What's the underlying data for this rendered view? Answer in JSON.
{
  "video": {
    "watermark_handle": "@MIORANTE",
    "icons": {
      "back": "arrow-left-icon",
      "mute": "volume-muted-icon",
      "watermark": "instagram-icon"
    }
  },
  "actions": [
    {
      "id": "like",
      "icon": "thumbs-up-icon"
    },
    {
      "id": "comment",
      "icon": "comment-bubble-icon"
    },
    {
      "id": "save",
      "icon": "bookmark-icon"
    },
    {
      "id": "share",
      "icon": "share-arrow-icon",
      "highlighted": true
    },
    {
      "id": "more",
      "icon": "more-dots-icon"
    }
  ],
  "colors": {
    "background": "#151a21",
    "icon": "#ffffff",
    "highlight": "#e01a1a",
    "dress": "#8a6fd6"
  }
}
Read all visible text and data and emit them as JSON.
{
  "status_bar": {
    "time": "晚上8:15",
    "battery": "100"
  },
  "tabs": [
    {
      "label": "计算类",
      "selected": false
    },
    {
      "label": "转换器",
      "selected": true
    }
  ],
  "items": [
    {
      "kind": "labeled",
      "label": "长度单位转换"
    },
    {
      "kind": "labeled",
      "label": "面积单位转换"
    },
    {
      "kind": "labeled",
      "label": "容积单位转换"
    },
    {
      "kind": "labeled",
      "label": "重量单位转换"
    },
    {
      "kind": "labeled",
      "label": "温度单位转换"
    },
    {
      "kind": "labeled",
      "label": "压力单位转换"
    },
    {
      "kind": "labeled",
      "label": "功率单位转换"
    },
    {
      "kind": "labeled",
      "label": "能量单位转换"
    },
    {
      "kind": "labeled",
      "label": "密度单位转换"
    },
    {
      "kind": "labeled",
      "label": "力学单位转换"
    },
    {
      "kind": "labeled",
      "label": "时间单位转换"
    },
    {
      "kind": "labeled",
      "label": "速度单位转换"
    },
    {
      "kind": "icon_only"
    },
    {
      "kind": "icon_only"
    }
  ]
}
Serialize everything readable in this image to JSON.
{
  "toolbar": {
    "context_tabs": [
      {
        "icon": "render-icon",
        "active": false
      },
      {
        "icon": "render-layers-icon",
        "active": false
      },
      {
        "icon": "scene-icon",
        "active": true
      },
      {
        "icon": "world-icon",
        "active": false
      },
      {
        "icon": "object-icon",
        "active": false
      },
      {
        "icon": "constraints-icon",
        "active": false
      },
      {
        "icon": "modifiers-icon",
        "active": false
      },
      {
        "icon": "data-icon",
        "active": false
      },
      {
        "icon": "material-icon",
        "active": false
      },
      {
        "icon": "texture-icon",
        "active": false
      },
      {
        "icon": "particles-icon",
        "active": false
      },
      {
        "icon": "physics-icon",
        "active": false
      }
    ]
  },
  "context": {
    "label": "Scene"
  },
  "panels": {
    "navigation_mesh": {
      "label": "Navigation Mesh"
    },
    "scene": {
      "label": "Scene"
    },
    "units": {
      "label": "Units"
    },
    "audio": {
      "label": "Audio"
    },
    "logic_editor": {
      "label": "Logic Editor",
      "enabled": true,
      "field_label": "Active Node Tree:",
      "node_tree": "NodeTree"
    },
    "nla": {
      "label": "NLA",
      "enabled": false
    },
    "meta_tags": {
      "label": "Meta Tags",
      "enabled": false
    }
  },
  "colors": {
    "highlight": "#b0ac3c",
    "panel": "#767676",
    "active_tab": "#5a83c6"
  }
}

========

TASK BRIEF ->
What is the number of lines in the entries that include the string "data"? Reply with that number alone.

RESULT ->
3